Now, remember that canonical structures are used to give hints to the unification algorithm when facing project ?x ~ term problems. Having this type structure will allow us to generate dom ?x ~ something unification problems which means that the unification algorithm will be able to infer from the shape of the domain what its curried version is. In order to trigger these unification problems, we are defining a special version of map on list:

Definition flippedmap (Curry : type) : forall cod, list (dom Curry) -> curr Curry cod -> list cod. refine (let 'Pack _ _ (Class fc) := Curry in fun cod xs f => _ xs) ; apply fc, f. Defined.

Multiple things are going on here. First we define the function interactively because we have some nasty type-level dependencies and this post is not about dependent matching in Coq. Second we implemented flippedmap rather than map because taking the function first would create a unification problem curr ?x ~ [some function type] which is obviously harder to resolve than list (dom ?x) ~ list ([some type]).

We can introduce a notation in order to recover the usual arguments order. We then close our Currying module and bring the notation into scope.

Module theory. Notation "f <$> xs" := (flippedmap xs f) (at level 70). End theory. End Currying. Import Currying.theory.

# The Canonical Structures associated to Currying.type

Now that our interface has been defined, it is time to populate it with canonical instances. The first one simply states that given two domains we know how to curry, we can explain how to curry their product. The nesting fun cod => Currying.curr c1 (Currying.curr c2 cod) is chosen so that arguments are kept in the right order.

Definition pair_curry (c1 c2 : Currying.type) : forall cod, Currying.curr c1 (Currying.curr c2 cod) -> (Currying.dom c1 * Currying.dom c2) -> cod. intros cod f (a, b). apply c2 ; [| exact b]. apply c1 ; [| exact a]. exact f. Defined. Canonical Structure CurryingPair (c1 : Currying.type) (c2 : Currying.type) : Currying.type := Currying.Pack (Currying.dom c1 * Currying.dom c2) (fun cod => Currying.curr c1 (Currying.curr c2 cod)) (Currying.Class (pair_curry c1 c2)).

That's all well and good except that we don't know yet how to deal with base types.
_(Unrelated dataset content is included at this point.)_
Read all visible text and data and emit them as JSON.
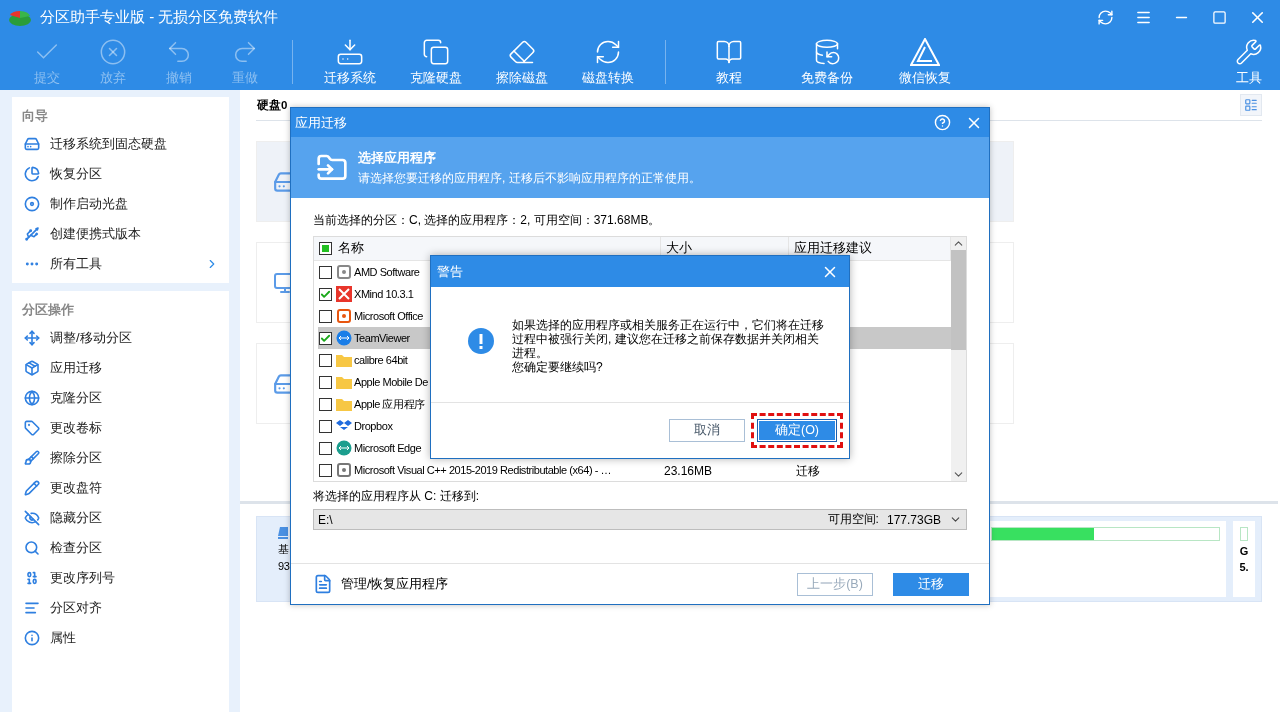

Should we add an instance for each one of them? And what about type variables? It turns out that we can rely on the fact that these hints are tried in the order they are declared in and introduce a defaulting instance which does not do anything as witnessed by its Fun component which is simply the identity.

Canonical Structure failsafe (a : Type) : Currying.type := Currying.Pack a (fun cod => a -> cod) (Currying.Class (fun _ f => f)).
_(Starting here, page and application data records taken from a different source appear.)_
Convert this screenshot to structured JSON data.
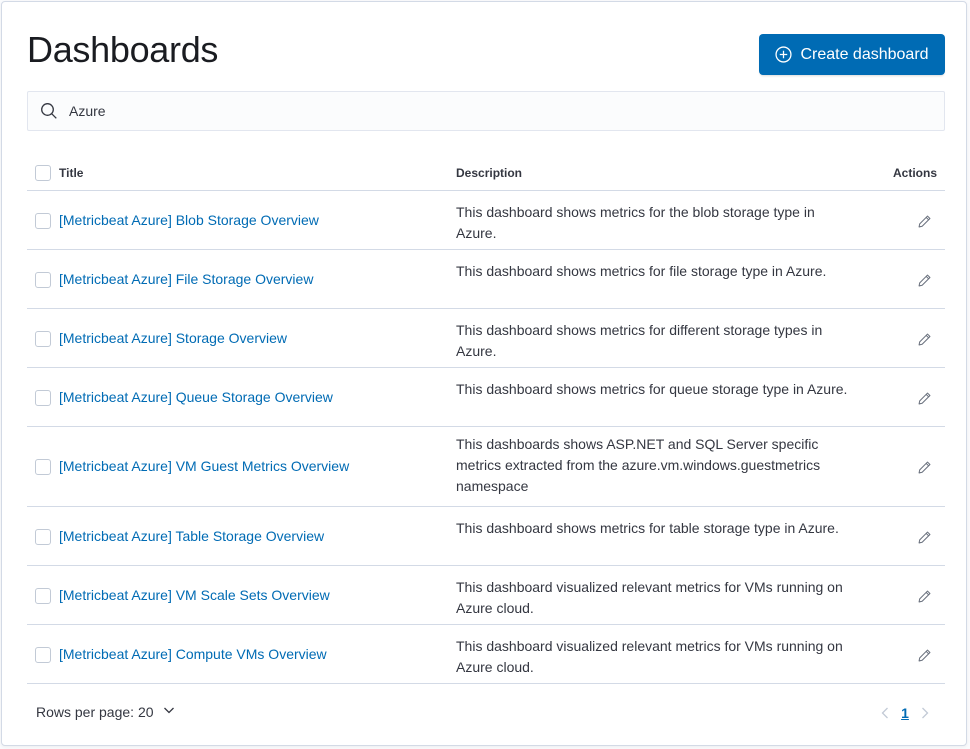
{
  "page": {
    "title": "Dashboards",
    "create_button_label": "Create dashboard"
  },
  "search": {
    "value": "Azure"
  },
  "table": {
    "columns": {
      "title": "Title",
      "description": "Description",
      "actions": "Actions"
    },
    "rows": [
      {
        "title": "[Metricbeat Azure] Blob Storage Overview",
        "description": "This dashboard shows metrics for the blob storage type in Azure."
      },
      {
        "title": "[Metricbeat Azure] File Storage Overview",
        "description": "This dashboard shows metrics for file storage type in Azure."
      },
      {
        "title": "[Metricbeat Azure] Storage Overview",
        "description": "This dashboard shows metrics for different storage types in Azure."
      },
      {
        "title": "[Metricbeat Azure] Queue Storage Overview",
        "description": "This dashboard shows metrics for queue storage type in Azure."
      },
      {
        "title": "[Metricbeat Azure] VM Guest Metrics Overview",
        "description": "This dashboards shows ASP.NET and SQL Server specific metrics extracted from the azure.vm.windows.guestmetrics namespace"
      },
      {
        "title": "[Metricbeat Azure] Table Storage Overview",
        "description": "This dashboard shows metrics for table storage type in Azure."
      },
      {
        "title": "[Metricbeat Azure] VM Scale Sets Overview",
        "description": "This dashboard visualized relevant metrics for VMs running on Azure cloud."
      },
      {
        "title": "[Metricbeat Azure] Compute VMs Overview",
        "description": "This dashboard visualized relevant metrics for VMs running on Azure cloud."
      }
    ]
  },
  "pagination": {
    "rows_per_page_label": "Rows per page: 20",
    "current_page": "1"
  },
  "icons": {
    "create": "plus-in-circle-icon",
    "search": "search-icon",
    "edit": "pencil-icon",
    "rows_per_page": "chevron-down-icon",
    "prev": "chevron-left-icon",
    "next": "chevron-right-icon"
  },
  "colors": {
    "primary": "#006bb4",
    "border": "#d3dae6",
    "text": "#343741"
  }
}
# Concluding Examples

Thanks to the canonical structures, we can effortlessly recover the functions List.map_pair, List.map_triple and List.map_quad I mentioned earlier:

Definition map_pair {A B C} (f : A -> B -> C) (l : list (A * B)) : list C := f <$> l. Definition map_triple {A B C D} (f : A -> B -> C -> D) (l : list (A * B * C)) : list D := f <$> l. Definition map_quad {A B C D E} (f : A -> B -> C -> D -> E) (l : list (A * B * C * D)) : list E := f <$> l.

But we can also deal with arbitrary nesting patterns:

Definition map_nestedpairs {A B C D E} (f : A -> B -> C -> D -> E) (l : list ((A * B) * (C * D))) : list E := f <$> l.

Last update: 2021 04